some first aid training sessions for the community.
Although in general interviewees felt individuals should take more responsibility for their health, they did not necessarily have a clear idea of what the community would be able to do. A diabetes patient support group was started by a member of the public.
Generally, people were positive about the potential for extending telehealthcare and patient consultation via Video Conferencing (VC) facilities, particularly if it avoided the stress of travelling long distances for short hospital appointments. However, interviewees also reported poor internet and
mobile coverage in certain areas.
Although services were viewed for the most part as of good quality, there were concerns about ward closures at the Mid- Argyll hospital. The lack of local care home places and hospital beds for the increasing older population was highlighted. Mental health services were a concern for many
interviewees with the replacement of the Argyll & Bute mental health hospital reportedly on hold and patients due to be transferred into the mid-Argyll. A lack of Community Psychiatric Nurses (CPN) was also reported.
A significant capacity issue was identified across Argyll & Bute but particularly in mid-Argyll. Care packages were reported as being delayed by the inability of A & B home carers to give medication due to a lack of training. Staff recruitment was one of the biggest areas of concern. Suggestions for
improvement included guaranteed hours, unified training across providers and increasing the flexibility of workforce with greater co-operation with community nursing. Preventative work with home care users was viewed as desirable to build sustainability but the service was seen as lacking the capacity to make this possible. The public perception of home care as a low status occupation was seen as a fundamental problem for recruitment. It was suggested that because home care was becoming more specialised and skilled, it should be promoted as a rewarding and positive role requiring qualifications and with potential for career progression.
In summary mid-Argyll interviewees were generally very satisfied with the quality, safety and breadth of services. However, there was dissatisfaction expressed in Furnace and Inveraray with the take-over of the practices, which was widely believed to have been handled poorly and criticised for a perceived lack of communication and lack of consistency of GPs. Travelling to Lochgilphead out-of-hours from Furnace
and Inveraray was also a concern for patients. Dissatisfaction was expressed generally with the appointment system and the difficulty getting appointments in the Lochgilphead practice. Other areas of concern included the recruitment and retention of home care staff, lack of care places for frail older people, lack of CPNs and uncertainty over the future of the old mid-Argyll hospital.
Evaluation findings have been reported back to NHS management. The second round of fieldwork in Kintyre is due to take place in September/October 2016.
The Being Here project takes an action research approach. This means that as project activities take place, they are monitored and assessed by researchers. The researchers’ findings are fed back to the project’s operational team. The findings are used to develop ongoing project activities and to respond to the needs of health and care staff and local communities.
If you would like further information about the research and evaluation work, please contact Dr SarahAnne Munoz, Senior Research Fellow at the

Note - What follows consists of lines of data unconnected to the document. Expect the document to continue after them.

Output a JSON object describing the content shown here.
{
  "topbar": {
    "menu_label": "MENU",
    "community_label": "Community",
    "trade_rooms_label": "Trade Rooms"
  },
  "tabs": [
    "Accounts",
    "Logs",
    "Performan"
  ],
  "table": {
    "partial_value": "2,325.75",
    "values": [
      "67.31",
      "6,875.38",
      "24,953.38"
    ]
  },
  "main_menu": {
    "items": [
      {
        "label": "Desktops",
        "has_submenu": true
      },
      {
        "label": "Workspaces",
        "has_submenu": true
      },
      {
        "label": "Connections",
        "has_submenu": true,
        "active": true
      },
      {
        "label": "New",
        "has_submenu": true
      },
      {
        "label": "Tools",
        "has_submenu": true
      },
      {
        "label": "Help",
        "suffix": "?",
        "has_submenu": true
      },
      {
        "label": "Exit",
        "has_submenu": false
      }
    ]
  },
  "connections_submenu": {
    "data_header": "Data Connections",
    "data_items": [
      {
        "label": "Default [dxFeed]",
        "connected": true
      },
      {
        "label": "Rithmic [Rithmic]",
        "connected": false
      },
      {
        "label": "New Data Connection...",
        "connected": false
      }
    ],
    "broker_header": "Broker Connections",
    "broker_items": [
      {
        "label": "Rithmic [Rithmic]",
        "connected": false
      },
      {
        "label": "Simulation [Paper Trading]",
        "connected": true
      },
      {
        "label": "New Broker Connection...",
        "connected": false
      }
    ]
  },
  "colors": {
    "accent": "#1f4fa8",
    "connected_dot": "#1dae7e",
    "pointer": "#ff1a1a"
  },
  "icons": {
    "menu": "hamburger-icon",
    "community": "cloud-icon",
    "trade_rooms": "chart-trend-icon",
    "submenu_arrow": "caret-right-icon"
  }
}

University of the Highlands and Islands, UHI Rural Health and Wellbeing, Centre for Health Science, Old Perth Road, Inverness, IV2 3JH.
Tel: +44 (0) 1463 279 000.
Being Here Programme SWOT Analysis 1
A SWOT analysis is a study undertaken to identify a programme’s internal Strengths and Weaknesses, as well as its external Opportunities and Threats.